— RECORD EXCERPTS —
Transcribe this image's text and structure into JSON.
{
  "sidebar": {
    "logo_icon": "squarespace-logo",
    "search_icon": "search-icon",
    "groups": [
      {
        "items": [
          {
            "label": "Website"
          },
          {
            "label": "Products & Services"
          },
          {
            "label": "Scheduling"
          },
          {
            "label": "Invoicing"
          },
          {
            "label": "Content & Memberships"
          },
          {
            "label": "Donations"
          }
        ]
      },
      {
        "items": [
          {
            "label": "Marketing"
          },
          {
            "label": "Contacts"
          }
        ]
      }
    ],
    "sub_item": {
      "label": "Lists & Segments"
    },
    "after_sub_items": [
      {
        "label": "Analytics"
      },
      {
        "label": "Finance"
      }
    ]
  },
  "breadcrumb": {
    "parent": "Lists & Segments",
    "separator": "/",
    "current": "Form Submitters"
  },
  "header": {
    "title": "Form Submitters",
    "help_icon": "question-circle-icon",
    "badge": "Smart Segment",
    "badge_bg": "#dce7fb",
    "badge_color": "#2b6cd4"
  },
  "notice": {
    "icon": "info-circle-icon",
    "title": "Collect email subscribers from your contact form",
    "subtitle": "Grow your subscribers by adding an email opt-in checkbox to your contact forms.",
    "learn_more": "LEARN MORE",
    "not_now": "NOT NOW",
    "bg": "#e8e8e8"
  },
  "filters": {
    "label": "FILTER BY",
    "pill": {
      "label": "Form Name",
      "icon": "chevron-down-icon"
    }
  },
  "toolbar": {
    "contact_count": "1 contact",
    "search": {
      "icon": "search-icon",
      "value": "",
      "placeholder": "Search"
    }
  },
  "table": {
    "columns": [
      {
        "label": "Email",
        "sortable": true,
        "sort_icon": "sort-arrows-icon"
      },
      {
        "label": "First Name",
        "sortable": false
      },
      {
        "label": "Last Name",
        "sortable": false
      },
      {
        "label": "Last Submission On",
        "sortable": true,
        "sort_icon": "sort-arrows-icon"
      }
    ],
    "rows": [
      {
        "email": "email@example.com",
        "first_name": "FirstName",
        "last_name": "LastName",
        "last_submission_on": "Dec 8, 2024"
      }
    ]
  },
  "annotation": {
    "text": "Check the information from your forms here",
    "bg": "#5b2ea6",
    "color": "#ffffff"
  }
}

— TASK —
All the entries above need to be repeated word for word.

— WRITTEN ANSWER —
Transcribe this image's text and structure into JSON.
{
  "sidebar": {
    "logo_icon": "squarespace-logo",
    "search_icon": "search-icon",
    "groups": [
      {
        "items": [
          {
            "label": "Website"
          },
          {
            "label": "Products & Services"
          },
          {
            "label": "Scheduling"
          },
          {
            "label": "Invoicing"
          },
          {
            "label": "Content & Memberships"
          },
          {
            "label": "Donations"
          }
        ]
      },
      {
        "items": [
          {
            "label": "Marketing"
          },
          {
            "label": "Contacts"
          }
        ]
      }
    ],
    "sub_item": {
      "label": "Lists & Segments"
    },
    "after_sub_items": [
      {
        "label": "Analytics"
      },
      {
        "label": "Finance"
      }
    ]
  },
  "breadcrumb": {
    "parent": "Lists & Segments",
    "separator": "/",
    "current": "Form Submitters"
  },
  "header": {
    "title": "Form Submitters",
    "help_icon": "question-circle-icon",
    "badge": "Smart Segment",
    "badge_bg": "#dce7fb",
    "badge_color": "#2b6cd4"
  },
  "notice": {
    "icon": "info-circle-icon",
    "title": "Collect email subscribers from your contact form",
    "subtitle": "Grow your subscribers by adding an email opt-in checkbox to your contact forms.",
    "learn_more": "LEARN MORE",
    "not_now": "NOT NOW",
    "bg": "#e8e8e8"
  },
  "filters": {
    "label": "FILTER BY",
    "pill": {
      "label": "Form Name",
      "icon": "chevron-down-icon"
    }
  },
  "toolbar": {
    "contact_count": "1 contact",
    "search": {
      "icon": "search-icon",
      "value": "",
      "placeholder": "Search"
    }
  },
  "table": {
    "columns": [
      {
        "label": "Email",
        "sortable": true,
        "sort_icon": "sort-arrows-icon"
      },
      {
        "label": "First Name",
        "sortable": false
      },
      {
        "label": "Last Name",
        "sortable": false
      },
      {
        "label": "Last Submission On",
        "sortable": true,
        "sort_icon": "sort-arrows-icon"
      }
    ],
    "rows": [
      {
        "email": "email@example.com",
        "first_name": "FirstName",
        "last_name": "LastName",
        "last_submission_on": "Dec 8, 2024"
      }
    ]
  },
  "annotation": {
    "text": "Check the information from your forms here",
    "bg": "#5b2ea6",
    "color": "#ffffff"
  }
}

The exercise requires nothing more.